The Miami Marlins chose the player whom they thought was the best in the 2014 MLB Draft. With the second pick, the club took fireballing right-hander Tyler Kolek out of Shepherd High School in Texas. The Fish opted for the pure talent of the hard-throwing southern righty over the more polished product of Carlos Rodon, who eventually went third to the Chicago White Sox.
The Marlins chose Kolek because they believed he was the best talent available, and it fit their historical profile of taking high upside prep arms. Back in 1999, the Fish did the same thing in taking Texas righty Josh Beckett with the second pick, so it should not surprise anyone that, given the chance, Miami would want to replicate that success. But Kolek is not just any ordinary hard-throwing right-hander. He could very well be the hardest-throwing prep player in the modern era. From MLB.com's Joe Frisaro:
But when Houston selected Brady Aiken, the lefty from San Diego, with the No. 1 overall pick, the Marlins didn't hesitate selecting the 18-year-old Kolek, who possesses the fastest fastball ever recorded by a high school player.
The Marlins clocked Kolek as high as 102 mph. Coupled with his size and upside, Kolek became too tempting to pass up.
The Fish obviously fell in love in part with his ridiculous high-90's velocity. Kolek's live arm was highly touted, and the Marlins verified that in personal visits with their own materials, meaning the team was certain that the reports were real. The hope is that Kolek could one day join Jose Fernandez and Nathan Eovaldi in a fireballing trio of high-90's heat.
But one thing that has to concern Miami and its fans is the possibility that with that velocity comes an increased chance of injury. Fernandez was routinely in the mid-to-high-90's, with an average fastball a little north of 95 mph for the last two seasons. That led to him eventually suffering an elbow injury that required Tommy John surgery. While it is extremely difficult to determine a pitcher's risk of injury, we do know two things that likely contribute to elbow injuries:
1) Effort, which can be proxied by things such as maximum velocity.
2) Workload, particularly in terms of pitches thrown in outings
It is well known that young pitchers, desperate to impress MLB scouts, now tend to play year round and take on tremendous workloads compared to kids of years past. With travel teams, high school commitments, and various All-Star camps and things of the sort, playing nearly year round is regular. When they are not playing, they are still keeping their arms "warm" with regular throwing practice in private sessions as well. This can form the basis of elbow injury.

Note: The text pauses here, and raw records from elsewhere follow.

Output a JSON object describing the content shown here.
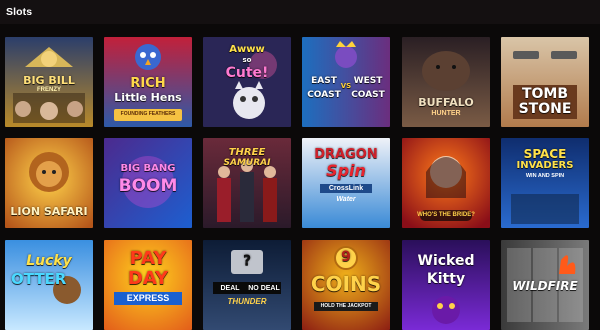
{
  "header": {
    "title": "Slots"
  },
  "games": [
    {
      "name": "Big Bill Frenzy",
      "l1": "BIG BILL",
      "l2": "FRENZY",
      "l3": "",
      "bg1": "#2b3e6b",
      "bg2": "#b98a2a"
    },
    {
      "name": "Rich Little Hens",
      "l1": "RICH",
      "l2": "Little Hens",
      "l3": "FOUNDING FEATHERS",
      "bg1": "#c2203a",
      "bg2": "#2e5aa8"
    },
    {
      "name": "Awww, So Cute!",
      "l1": "Awww",
      "l2": "so",
      "l3": "Cute!",
      "bg1": "#2a2656",
      "bg2": "#5a4aa0"
    },
    {
      "name": "East Coast vs West Coast",
      "l1": "EAST",
      "l2": "VS",
      "l3": "WEST",
      "l4": "COAST",
      "l5": "COAST",
      "bg1": "#1d6fbf",
      "bg2": "#6b2e7e"
    },
    {
      "name": "Buffalo Hunter",
      "l1": "BUFFALO",
      "l2": "HUNTER",
      "bg1": "#2a1f24",
      "bg2": "#7a5b45"
    },
    {
      "name": "Tombstone",
      "l1": "TOMB",
      "l2": "STONE",
      "bg1": "#d9c5a8",
      "bg2": "#b27b4c"
    },
    {
      "name": "Lion Safari",
      "l1": "LION SAFARI",
      "bg1": "#f0a429",
      "bg2": "#7a3a12"
    },
    {
      "name": "Big Bang Boom",
      "l1": "BIG BANG",
      "l2": "BOOM",
      "bg1": "#4c2a8e",
      "bg2": "#1d5fd0"
    },
    {
      "name": "Three Samurai",
      "l1": "THREE",
      "l2": "SAMURAI",
      "bg1": "#6a2a3a",
      "bg2": "#2b1a2a"
    },
    {
      "name": "Dragon Spin CrossLink Water",
      "l1": "DRAGON",
      "l2": "Spin",
      "l3": "CrossLink",
      "l4": "Water",
      "bg1": "#eff2f8",
      "bg2": "#3a8ad6"
    },
    {
      "name": "Who's the Bride?",
      "l1": "WHO'S THE BRIDE?",
      "bg1": "#c2202a",
      "bg2": "#ff7a1a"
    },
    {
      "name": "Space Invaders Win and Spin",
      "l1": "SPACE",
      "l2": "INVADERS",
      "l3": "WIN AND SPIN",
      "bg1": "#0f2d6e",
      "bg2": "#2a6bd0"
    },
    {
      "name": "Lucky Otter",
      "l1": "Lucky",
      "l2": "OTTER",
      "bg1": "#3a8fe0",
      "bg2": "#c8e8ff"
    },
    {
      "name": "Payday Express",
      "l1": "PAY",
      "l2": "DAY",
      "l3": "EXPRESS",
      "bg1": "#ffd21e",
      "bg2": "#e25a1a"
    },
    {
      "name": "Deal or No Deal Thunder",
      "l1": "DEAL",
      "l2": "NO DEAL",
      "l3": "THUNDER",
      "bg1": "#0d1c36",
      "bg2": "#324a72"
    },
    {
      "name": "9 Coins",
      "l1": "9",
      "l2": "COINS",
      "l3": "HOLD THE JACKPOT",
      "bg1": "#8a1a12",
      "bg2": "#f0b01a"
    },
    {
      "name": "Wicked Kitty",
      "l1": "Wicked",
      "l2": "Kitty",
      "bg1": "#2a0f5a",
      "bg2": "#7a2ad6"
    },
    {
      "name": "Wildfire",
      "l1": "WILDFIRE",
      "bg1": "#3a3a3a",
      "bg2": "#7a7a7a"
    }
  ]
}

Effort is the other problem, and players who go "max" effort all too often, again with the purpose of impressing scouts, could be in line for injury. Part of this fear comes from the knowledge that Kolek throws extremely hard, perhaps harder than anyone at his level has thrown regularly. But part of it also comes from his hard-working ethic leading to max effort perhaps too often. Clint Longnecker of Baseball America shares a tale from his report on Kolek. In it, it describes how the young pitcher approached returning to tossing after he recovered from his broken arm.
"He sent me a text saying he threw 95 and that was the hardest ever," said his pitching coach, Reese Smith. "I asked, ‘How hard did you try to throw that?’ He said, ‘I tried to knock the wall down.’ So he shows up for a workout. I had to remind him to play catch with a purpose and don’t try to put so much effort into it.
"I told him to get on the mound and throw 60 percent. He threw 90 (mph). By the end of the night he touched 97. He said, ‘I don’t feel like I could have thrown 97 even if I was trying. I didn’t even feel like I was even throwing 77 percent.’ That was the point. He realized that he doesn’t have to try his hardest on every pitch and he bought in hook, line and sinker."
Listening to his pitching coach eventually worked (it seems), but you can see that Kolek's thought is to come out and throw as hard as he can, even coming off of a non-throwing injury. This kind of max effort work is just the sort of scary anecdote you do not want to hear if you have concerns about a kid's elbow health.
In some respects, it is a good thing that Miami is more likely to sign Kolek than he is to commit to TCU, where they would put him through a ringer to help attain the school's athletic goals. The Marlins are going to be careful with their young asset, and they will attempt to nurture his arm as best they can. But Kolek may be a breed unto himself given the rarefied velocity air he occupies, and Miami may have to tailor their approach to get his mechanics consistent and his effort smooth in order to minimize risk. He may not have the troubling motions of a guy destined for elbow problems, but his velocity and effort portends potentially dangerous things, and the Fish have to account for it.
Luckily for Miami, they have seen him often, and clearly they feel he has no red flags about which to be concerned. But the risk factors are there, and the team needs to be cautious and not rush his development and workload as he faces his biggest leap in competition ever.